My name is Justice Michelle O’Bonsawin. I am a judge in the Superior Court of Justice in Ottawa. I’m an Abenaki woman. I grew up off-reserve in Northern Ontario. My reserve is called Odanak, it’s in Quebec. I come from a small Francophone community named Hanmer in Northern Ontario. When I was nine years-old I decided I was going to be a lawyer. So when I announced this to my parents it was quite the surprise for them because no one in my family was ever a lawyer.
When I was in high school, I met with my guidance counselor and I told him that I was going to be a lawyer and he told me, “well, Michelle, you come from a small French town in Northern Ontario, that’s likely not to happen, so you should maybe change your career path.” And I had decided no, this is what I’m going to, do. Watch me.
I did my bachelor’s in Arts at Laurentian University and then I came to University of Ottawa in the French Common Law Program.
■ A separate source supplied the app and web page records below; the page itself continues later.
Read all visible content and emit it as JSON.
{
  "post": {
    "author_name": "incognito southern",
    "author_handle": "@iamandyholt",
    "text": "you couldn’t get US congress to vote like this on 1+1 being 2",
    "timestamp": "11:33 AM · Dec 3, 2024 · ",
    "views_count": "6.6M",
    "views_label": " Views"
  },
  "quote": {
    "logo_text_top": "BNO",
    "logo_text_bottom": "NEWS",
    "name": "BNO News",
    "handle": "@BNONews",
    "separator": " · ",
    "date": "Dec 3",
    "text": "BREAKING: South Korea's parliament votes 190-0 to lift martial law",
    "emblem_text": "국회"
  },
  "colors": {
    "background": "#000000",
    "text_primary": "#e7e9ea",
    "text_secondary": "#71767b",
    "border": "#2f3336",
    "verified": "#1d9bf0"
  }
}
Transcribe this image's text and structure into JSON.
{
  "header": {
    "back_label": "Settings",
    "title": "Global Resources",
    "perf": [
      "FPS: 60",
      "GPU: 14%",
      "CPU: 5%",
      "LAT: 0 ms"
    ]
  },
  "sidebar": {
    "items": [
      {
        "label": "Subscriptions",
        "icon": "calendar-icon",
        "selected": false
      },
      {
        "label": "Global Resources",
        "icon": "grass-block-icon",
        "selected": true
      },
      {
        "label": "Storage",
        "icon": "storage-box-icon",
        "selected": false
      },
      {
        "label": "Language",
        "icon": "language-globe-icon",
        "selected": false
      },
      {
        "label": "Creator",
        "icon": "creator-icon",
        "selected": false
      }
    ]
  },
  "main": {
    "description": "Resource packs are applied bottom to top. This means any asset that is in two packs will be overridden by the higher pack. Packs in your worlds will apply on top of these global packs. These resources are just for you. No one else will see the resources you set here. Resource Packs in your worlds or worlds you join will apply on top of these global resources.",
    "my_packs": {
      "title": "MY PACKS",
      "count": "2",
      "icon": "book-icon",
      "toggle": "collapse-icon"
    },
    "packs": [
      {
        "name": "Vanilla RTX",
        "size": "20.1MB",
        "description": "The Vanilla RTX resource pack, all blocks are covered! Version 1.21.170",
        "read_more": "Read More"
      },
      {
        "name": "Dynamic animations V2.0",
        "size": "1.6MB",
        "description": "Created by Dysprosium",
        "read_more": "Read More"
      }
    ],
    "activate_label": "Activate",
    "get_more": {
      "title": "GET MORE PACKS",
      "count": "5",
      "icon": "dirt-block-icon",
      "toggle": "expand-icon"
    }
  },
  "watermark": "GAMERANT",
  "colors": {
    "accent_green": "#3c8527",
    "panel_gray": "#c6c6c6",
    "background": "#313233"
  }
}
I started off at Justice at the RCMP Legal Services. Then I went to Canada Post where I practiced for nine years doing labour and employment across Canada. Then afterwards I left to go to the Royal Ottawa Healthcare Group to become the General Counsel where I specialized in labour and employment because they had five unions, but I also specialized in mental health law with a specialty in forensic mental health. In the first year that I was here in French Common Law Program someone from the Commissioner’s Office came and spoke to us to describe how you got to be a judge, so you had to have the 10-year requirements, et cetera, and someone in the crowd had asked him “well what’s the perfect judge?” And he said, “the perfect judge is an Aboriginal bilingual woman”. I thought, hey, that’s me!
In October of 2016, I applied to the judiciary and was named the first Indigenous woman at our court in May 2017. Transition from the practice of law to the bench was not an easy one, it was quite the transition for me because I had specialized in areas of the law that aren’t the bread and butter of what we see in the Superior Court. The three lines of business are family, civil and criminal, so it was quite an adjustment for me especially in the first year. I had to do a lot of self-education. I had to get myself great mentors. The best for me was Justice Charles Hackland (the Honorable Charles T. Hackland), who really held my hand and helped me out in the first year because it is a significant transition going from the practice to law to the practice of being a judge. It’s completely different.
I think as judges we have an important role to play in access to justice. We have an active role to play about speaking in the community about what we do and what our role is. And I think it’s important for those that appear in front of us, not just the lawyers but the general population, to understand what a judge does and what our role is and how everything meshes together when the public appears in front of us.